Q: In a few articles I have read they refer to you as “The Crazy Performer”. Can you tell me why you got that title from the press?
Luca: I got this nickname because I always tried to overthrow all theatrical rules still existing in the conservative Italian theatre scene.
Q: I read a quote that mentioned ‘Fregolian Transformation”. Can you tell us what that is?
Luca: The Fregolian Transformation is a transformation not only in the clothes but also in the character, the moves, the attitude. In my act, there is a story and I have to change character not only a costume. In the Russian quick-change instead, the artist changes the only costume and the effort is more in the choreography of it, the story is less important.
Q: While you were in Rome a few years ago you met with Augusto Fornari who helped you write your current show: “Poubelle – Magic Beyond Imagination”. He also directed you in this new show. Can you tell us about the work you did with him?
Luca: Augusto Fornari is also a film director and he is a very much acclaimed artist in Italy. I owe him everything as he believed in my talent and my creativity since the beginning. We are friends and I am very happy to be his friend.
Q: One of the things I heard about your show was the importance of empathy. Can you tell us how important this emotion is for you in your work?
Luca: Empathy is what makes an artist happy. I think an artist needs emotions and if you are able to pass these emotions on to your audience, those will come back to you and it probably means you did a good job! I like to gift my audience an emotional and maybe surreal performance. I feel more grateful when someone says you really moved me instead of appreciating how quickly I was with the changes.
Q: Why do you think “Poubelle” has been so successful?

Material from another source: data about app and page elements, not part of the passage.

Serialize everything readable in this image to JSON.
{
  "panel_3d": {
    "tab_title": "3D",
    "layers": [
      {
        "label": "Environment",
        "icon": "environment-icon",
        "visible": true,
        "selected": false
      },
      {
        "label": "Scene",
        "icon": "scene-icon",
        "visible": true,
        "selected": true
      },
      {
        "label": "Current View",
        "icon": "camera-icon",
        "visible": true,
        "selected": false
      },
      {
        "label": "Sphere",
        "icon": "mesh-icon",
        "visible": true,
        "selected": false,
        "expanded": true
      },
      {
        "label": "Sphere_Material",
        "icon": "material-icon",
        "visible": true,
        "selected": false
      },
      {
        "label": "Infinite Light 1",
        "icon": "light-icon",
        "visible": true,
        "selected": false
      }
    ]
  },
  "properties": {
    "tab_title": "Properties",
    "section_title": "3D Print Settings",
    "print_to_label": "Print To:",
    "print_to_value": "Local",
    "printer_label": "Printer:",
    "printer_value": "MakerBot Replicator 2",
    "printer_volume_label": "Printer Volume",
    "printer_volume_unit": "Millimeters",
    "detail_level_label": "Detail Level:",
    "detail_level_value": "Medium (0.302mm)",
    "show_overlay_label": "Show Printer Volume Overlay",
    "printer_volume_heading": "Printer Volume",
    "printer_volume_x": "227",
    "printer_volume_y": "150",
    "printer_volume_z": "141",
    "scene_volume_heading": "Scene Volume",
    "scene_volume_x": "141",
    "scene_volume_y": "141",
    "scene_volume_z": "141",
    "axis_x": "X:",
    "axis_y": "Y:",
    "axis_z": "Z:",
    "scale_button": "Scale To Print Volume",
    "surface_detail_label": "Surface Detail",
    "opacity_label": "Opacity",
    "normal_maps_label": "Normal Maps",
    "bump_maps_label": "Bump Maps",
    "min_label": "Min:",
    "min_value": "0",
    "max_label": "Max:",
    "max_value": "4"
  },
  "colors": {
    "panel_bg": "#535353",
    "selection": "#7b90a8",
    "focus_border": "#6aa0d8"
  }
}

Luca: The nice thing about ‘Poubelle’ is that despite the fact that the character never speaks, he still manages to reach everyone. Empathy with the public is certainly the key to the success of this character. It is not a traditional show but a story of my childhood, the story of my life. With my dress changes – from Peter Pan to Mary Poppins to Super Mario Bros – I am able to tell my world. And this world then becomes that of the spectator who identifies with Poubelle. The great success of this character makes it clear that we all need magic and to play again.
Q: What does magic represent for you?
Luca: Magic is the ability to bring others into your dream, into your world. Changing the world is becoming increasingly difficult, but each of us can create one of our own in which to transport people. The magician does this by profession
Q: What are you working on now? Any new shows? Luca: It is very hard to think about future projects right now with the ongoing virus outbreak. I am supposed to be on stage in France at the ‘Avignon Off Festival’ next July. If everything goes further I will preview a new interactive quick-change act where a member of the audience chooses the character I change into.
Poubelle is a multitalented show ( Without words) : magic, poetry, comedy, and solo quick change. In this video the quick change it’s in real-time NO EDITING
Photographs of Characters from Luca Lombardo’s show
Since many shows have been CANCELLED in the past weeks I have decided to rerun some of the interviews I did that are with the performers/directors involved in these shows. Today is the funny man Joel Jeske who created with Parallel Exit director Mark Lonergan “The Artist Will Be With You In a Moment“. It was open for several performances BUT I didn’t get to see it! The reviews are ‘great’ so I am thinking it will be mounted again in the not-too-distant future! In the meantime here is Mr. Jeske talking about his show.
“The commanding performance artist Joel Jeske during his uproarious, clever and thoughtful self-created and self-written show, The Artist Will Be With You in a Moment. Relying on his dazzling clowning, his winning presence, and plentiful audience participation, it’s 70 delightful, breezy and theatrical minutes.”
Keep your eyes open for more information at Parallel Exit‘s website!